- Your goal: Go through the entries, filter for the word "terminal", and copy every line that has it.
── Record excerpts
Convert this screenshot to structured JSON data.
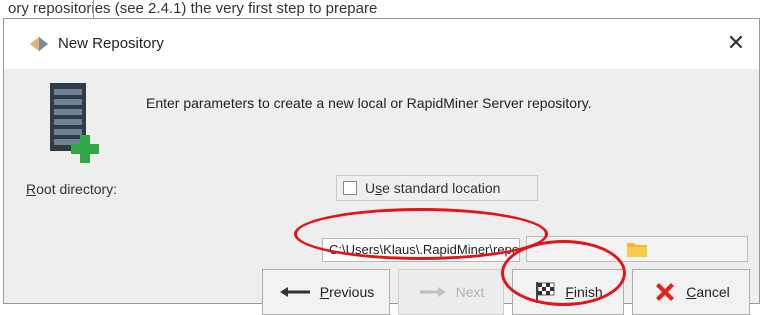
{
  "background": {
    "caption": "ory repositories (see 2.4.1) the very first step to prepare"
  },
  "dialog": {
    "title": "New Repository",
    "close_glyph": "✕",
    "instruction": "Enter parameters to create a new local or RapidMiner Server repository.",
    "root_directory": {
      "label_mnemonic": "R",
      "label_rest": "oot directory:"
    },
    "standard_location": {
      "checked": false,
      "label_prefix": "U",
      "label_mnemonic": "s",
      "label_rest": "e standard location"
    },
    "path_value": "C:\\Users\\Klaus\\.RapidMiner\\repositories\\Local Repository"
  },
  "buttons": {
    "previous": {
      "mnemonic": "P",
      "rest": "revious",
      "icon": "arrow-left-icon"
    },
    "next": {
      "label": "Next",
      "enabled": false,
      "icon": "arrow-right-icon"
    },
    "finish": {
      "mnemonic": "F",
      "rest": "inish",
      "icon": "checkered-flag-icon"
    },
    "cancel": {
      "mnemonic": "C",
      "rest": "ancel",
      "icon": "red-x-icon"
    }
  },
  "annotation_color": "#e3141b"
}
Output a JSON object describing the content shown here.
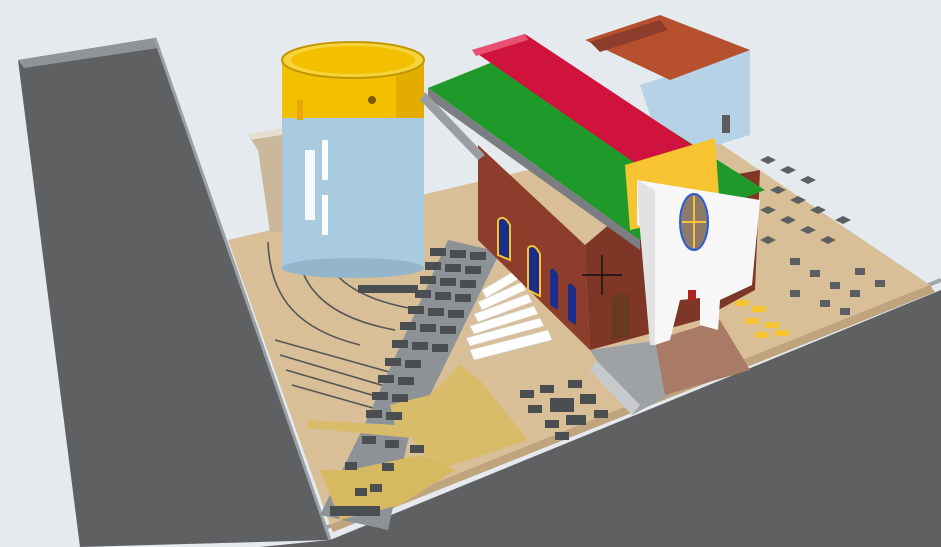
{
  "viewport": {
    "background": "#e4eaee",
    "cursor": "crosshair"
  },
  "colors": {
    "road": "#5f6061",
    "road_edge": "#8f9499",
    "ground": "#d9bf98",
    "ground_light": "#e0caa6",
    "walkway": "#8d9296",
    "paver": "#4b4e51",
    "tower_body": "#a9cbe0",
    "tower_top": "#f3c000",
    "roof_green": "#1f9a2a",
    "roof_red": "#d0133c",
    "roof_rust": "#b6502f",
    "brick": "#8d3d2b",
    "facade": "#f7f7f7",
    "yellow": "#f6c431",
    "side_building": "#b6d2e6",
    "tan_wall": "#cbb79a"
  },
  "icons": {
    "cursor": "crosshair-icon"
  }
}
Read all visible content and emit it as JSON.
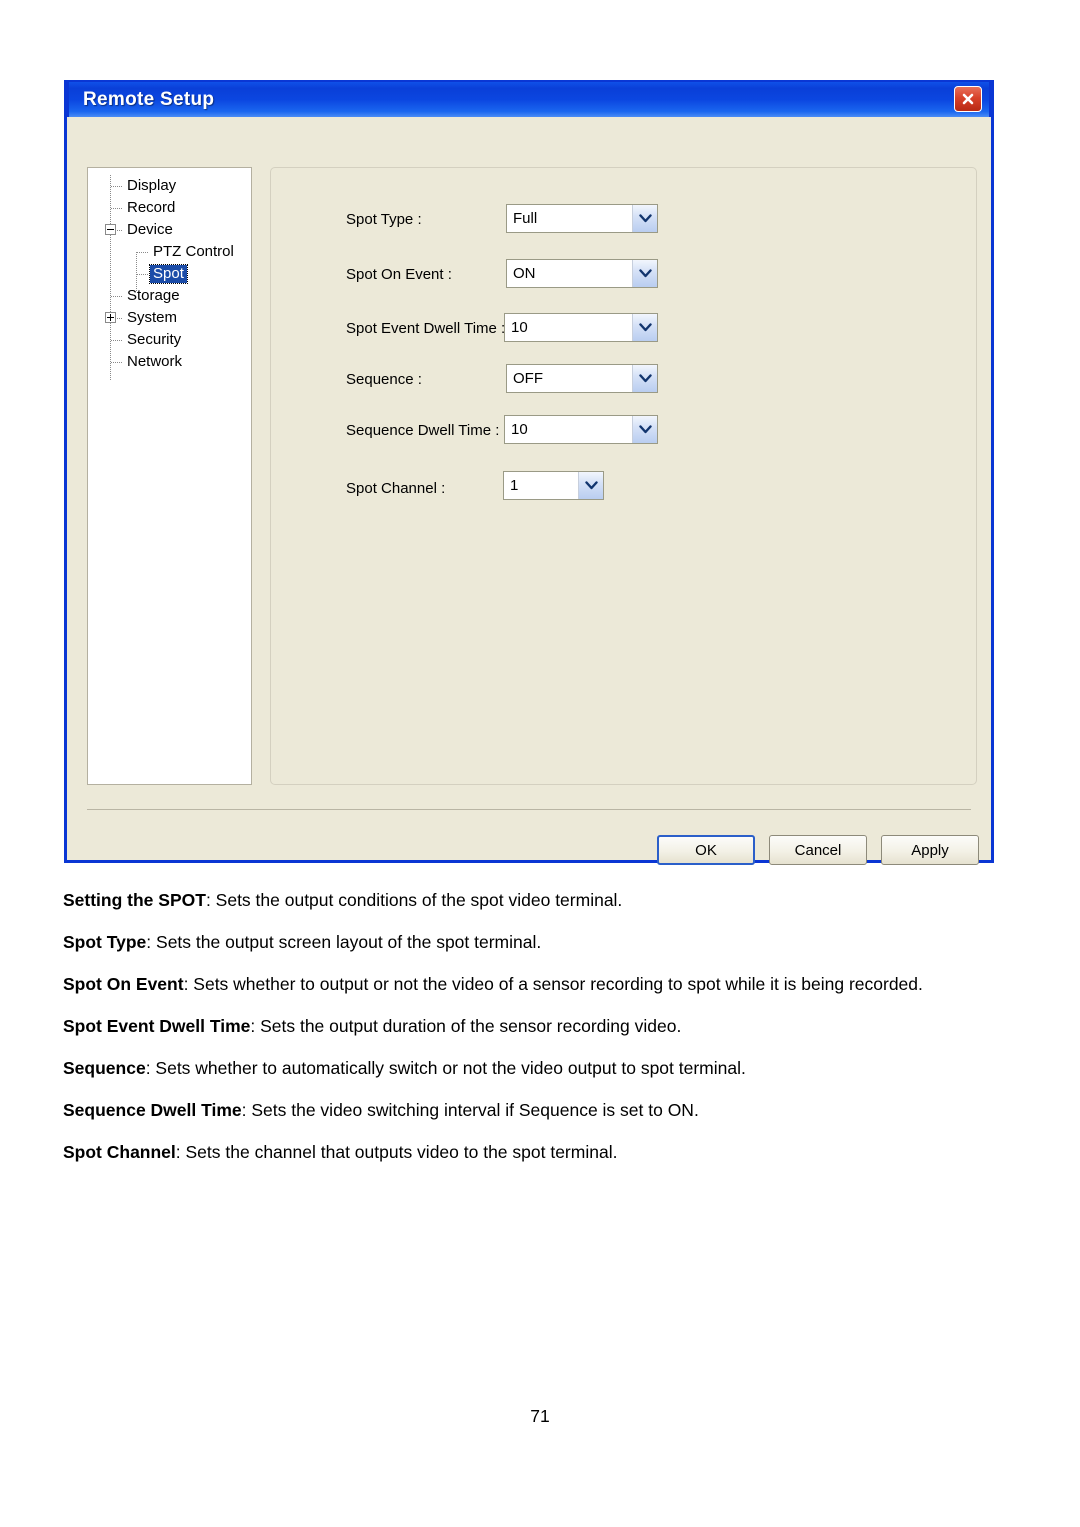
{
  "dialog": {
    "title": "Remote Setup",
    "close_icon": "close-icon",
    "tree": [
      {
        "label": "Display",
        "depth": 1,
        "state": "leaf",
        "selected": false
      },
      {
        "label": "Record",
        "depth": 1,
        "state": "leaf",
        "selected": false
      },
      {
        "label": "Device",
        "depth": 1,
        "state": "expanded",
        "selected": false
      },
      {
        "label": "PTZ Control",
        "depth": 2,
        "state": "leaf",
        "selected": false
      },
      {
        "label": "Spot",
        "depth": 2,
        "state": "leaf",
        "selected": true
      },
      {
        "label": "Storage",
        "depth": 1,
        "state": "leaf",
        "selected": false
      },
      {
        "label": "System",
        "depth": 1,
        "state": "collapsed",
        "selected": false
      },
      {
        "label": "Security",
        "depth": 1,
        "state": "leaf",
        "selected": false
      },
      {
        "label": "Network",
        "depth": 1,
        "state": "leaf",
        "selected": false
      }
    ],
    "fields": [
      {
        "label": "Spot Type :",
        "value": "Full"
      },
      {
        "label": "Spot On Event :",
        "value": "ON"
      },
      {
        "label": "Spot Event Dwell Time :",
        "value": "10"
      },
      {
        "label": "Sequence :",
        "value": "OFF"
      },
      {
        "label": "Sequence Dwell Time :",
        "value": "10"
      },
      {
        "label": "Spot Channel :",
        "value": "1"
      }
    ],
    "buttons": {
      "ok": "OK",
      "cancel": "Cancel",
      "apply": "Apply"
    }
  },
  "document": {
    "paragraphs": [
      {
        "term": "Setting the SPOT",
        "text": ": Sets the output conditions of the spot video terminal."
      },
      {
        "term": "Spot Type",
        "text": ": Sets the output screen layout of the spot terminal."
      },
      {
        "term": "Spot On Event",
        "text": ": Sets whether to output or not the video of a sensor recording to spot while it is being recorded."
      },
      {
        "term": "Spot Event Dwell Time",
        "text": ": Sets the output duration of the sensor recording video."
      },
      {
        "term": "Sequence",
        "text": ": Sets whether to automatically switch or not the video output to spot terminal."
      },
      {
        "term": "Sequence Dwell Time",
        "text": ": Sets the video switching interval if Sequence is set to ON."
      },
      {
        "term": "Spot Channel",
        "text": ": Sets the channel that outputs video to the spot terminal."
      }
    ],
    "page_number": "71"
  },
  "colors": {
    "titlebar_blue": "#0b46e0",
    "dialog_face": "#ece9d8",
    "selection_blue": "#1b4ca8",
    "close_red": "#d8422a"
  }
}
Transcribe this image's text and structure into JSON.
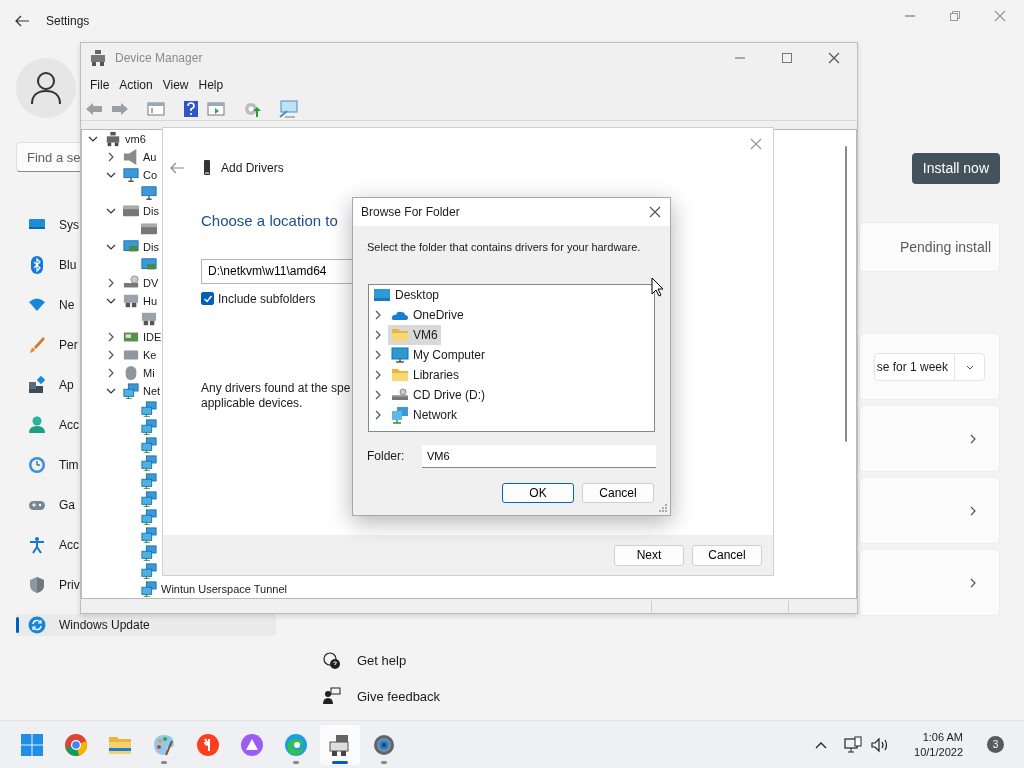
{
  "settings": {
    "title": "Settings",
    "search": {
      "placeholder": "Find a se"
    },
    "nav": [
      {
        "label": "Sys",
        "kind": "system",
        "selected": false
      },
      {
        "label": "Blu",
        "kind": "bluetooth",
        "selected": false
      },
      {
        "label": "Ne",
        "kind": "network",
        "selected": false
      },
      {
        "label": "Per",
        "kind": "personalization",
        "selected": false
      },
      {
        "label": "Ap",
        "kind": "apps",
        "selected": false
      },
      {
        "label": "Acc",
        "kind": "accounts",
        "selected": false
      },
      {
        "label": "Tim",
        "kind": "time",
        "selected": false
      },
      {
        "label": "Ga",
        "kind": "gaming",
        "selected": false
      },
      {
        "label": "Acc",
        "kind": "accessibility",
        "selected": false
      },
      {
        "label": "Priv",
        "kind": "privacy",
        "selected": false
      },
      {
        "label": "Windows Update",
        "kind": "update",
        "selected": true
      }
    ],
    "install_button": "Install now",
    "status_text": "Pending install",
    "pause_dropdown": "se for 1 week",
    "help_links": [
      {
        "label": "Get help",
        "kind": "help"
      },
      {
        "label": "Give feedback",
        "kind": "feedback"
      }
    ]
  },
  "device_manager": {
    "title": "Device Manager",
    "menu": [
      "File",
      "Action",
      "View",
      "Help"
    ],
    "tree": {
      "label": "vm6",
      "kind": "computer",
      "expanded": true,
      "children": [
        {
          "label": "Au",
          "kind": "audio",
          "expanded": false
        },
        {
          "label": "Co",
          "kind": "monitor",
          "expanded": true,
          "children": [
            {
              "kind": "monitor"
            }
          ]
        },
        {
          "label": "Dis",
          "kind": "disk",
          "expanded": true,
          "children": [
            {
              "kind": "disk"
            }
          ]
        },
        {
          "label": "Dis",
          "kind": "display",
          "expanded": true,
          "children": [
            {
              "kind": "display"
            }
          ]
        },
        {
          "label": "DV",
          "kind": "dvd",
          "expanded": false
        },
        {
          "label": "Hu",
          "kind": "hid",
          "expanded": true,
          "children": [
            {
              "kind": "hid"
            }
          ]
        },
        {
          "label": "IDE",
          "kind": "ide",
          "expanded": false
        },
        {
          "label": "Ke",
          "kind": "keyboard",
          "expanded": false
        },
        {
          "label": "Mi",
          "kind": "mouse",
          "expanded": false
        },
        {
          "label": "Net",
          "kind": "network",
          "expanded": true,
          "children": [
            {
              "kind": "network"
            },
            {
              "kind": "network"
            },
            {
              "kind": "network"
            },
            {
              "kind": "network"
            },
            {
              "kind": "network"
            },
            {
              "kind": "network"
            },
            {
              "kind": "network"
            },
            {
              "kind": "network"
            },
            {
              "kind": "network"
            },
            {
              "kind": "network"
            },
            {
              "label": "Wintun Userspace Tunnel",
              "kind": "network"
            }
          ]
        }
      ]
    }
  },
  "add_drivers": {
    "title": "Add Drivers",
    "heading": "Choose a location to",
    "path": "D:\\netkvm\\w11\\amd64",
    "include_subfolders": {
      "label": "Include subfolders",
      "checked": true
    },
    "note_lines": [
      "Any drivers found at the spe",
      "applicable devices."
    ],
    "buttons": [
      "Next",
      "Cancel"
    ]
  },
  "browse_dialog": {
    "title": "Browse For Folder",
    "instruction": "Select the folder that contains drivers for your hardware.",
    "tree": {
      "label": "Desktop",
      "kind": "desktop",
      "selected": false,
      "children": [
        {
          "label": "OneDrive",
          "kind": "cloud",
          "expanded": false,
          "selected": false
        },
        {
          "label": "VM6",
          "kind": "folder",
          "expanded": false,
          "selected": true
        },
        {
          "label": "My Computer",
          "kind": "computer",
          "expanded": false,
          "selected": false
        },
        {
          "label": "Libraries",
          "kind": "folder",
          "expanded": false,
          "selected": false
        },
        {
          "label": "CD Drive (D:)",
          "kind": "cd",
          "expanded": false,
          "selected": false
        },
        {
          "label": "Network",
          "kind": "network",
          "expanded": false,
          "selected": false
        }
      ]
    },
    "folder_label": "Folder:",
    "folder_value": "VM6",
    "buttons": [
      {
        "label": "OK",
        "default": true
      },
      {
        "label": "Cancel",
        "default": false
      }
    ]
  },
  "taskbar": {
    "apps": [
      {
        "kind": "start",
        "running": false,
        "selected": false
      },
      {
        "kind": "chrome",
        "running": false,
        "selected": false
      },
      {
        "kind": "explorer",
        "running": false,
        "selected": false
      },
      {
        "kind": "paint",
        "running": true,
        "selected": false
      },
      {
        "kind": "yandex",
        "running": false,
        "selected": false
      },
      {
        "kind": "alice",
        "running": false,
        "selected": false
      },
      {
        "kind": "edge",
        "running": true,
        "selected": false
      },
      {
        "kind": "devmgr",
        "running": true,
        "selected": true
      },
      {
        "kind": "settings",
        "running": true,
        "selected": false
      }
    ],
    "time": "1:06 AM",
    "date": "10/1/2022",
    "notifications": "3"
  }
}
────
- Written answer:
        "text": ": Sets the output conditions of the spot video terminal."
        "text": ": Sets the output screen layout of the spot terminal."
        "text": ": Sets whether to automatically switch or not the video output to spot terminal."
        "text": ": Sets the channel that outputs video to the spot terminal."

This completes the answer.